Please use this identifier to cite or link to this item:
|Title:||Molecular investigation of isolates from a multistate polymicrobial outbreak associated with contaminated total parenteral nutrition in Brazil|
|Authors :||Pillonetto, Marcelo|
Gomes, Suzie M. T.
Oliveira, Marluce A. A.
Timm, Loeci N.
Martins, Andreza F.
Barth, Afonso L.
Smits, Theo H. M.
Mira, Marcelo T.
|Published in :||BMC Infectious Diseases|
|Publisher / Ed. Institution :||BioMed Central|
|License (according to publishing contract) :||CC BY 4.0: Attribution 4.0 International|
|Type of review:||Open peer review|
|Subjects :||Acinetobacter baumannii; Rhizobium radiobacter; Rep-PCR; Bacterial identification; Phytobacter diazotrophicus; Pantoea; TPN|
|Subject (DDC) :||570: Biology |
616: Internal medicine and diseases

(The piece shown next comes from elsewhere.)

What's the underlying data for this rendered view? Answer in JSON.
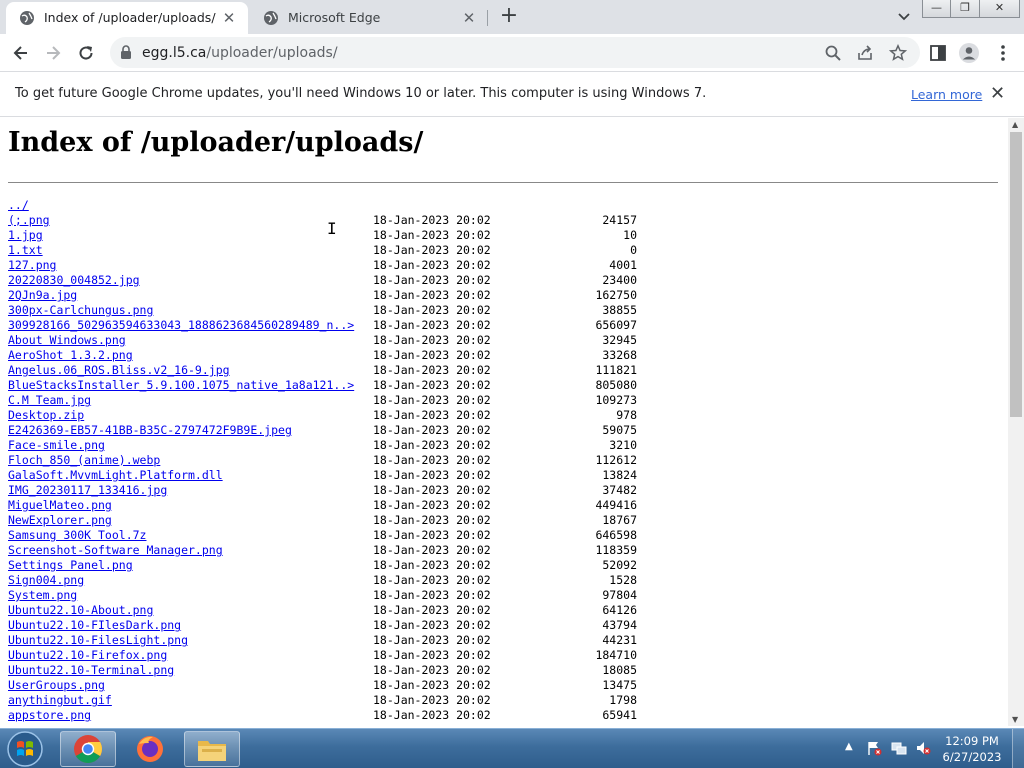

|Abstract:||Background: Between November 2013 and June 2014, 56 cases of bacteremia (15 deaths) associated with the use of Total Parenteral Nutrition (TPN) and/or calcium gluconate (CG) were reported in four Brazilian states. Methods: We analyzed 73 bacterial isolates from four states: 45 from blood, 25 from TPN and three from CG, originally identified as Acinetobacter baumannii, Rhizobium radiobacter, Pantoea sp. or Enterobacteriaceae using molecular methods. Results: The first two bacterial species were confirmed while the third group of species could not be identified using standard identification protocols. These isolates were subsequently identified by Multi-Locus Sequence Analysis as Phytobacter diazotrophicus, a species related to strains from similar outbreaks in the United States in the 1970’s. Within each species, TPN and blood isolates proved to be clonal, whereas the R. radiobacter isolates retrieved from CG were found to be unrelated. Conclusion: This is the first report of a three-species outbreak caused by TPN contaminated with A. baumannii, R. radiobacter and P. diazotrophicus. The concomitant presence of clonal A. baumannii and P. diazotrophicus isolates in several TPN and blood samples, as well as the case of one patient, where all three different species were isolated simultaneously, suggest that the outbreak may be ascribed to a discrete contamination of TPN. In addition, this study highlights the clinical relevance of P. diazotrophicus, which has been involved in outbreaks in the past, but was often misidentified as P. agglomerans.|
|Departement:||Life Sciences and Facility Management|
|Organisational Unit:||Institute of Natural Resource Sciences (IUNR)|
|Publication type:||Article in scientific Journal|
|Published as part of the ZHAW project :||Sepsis-Associated Microorganisms in Brazilian Ambulatories (SAMBA)|
|Appears in Collections:||Publikationen Life Sciences und Facility Management|
Files in This Item:
|Phytobacter outbreak (Pillonetto BMC2018).pdf||1.89 MB||Adobe PDF|
Items in DSpace are protected by copyright, with all rights reserved, unless otherwise indicated.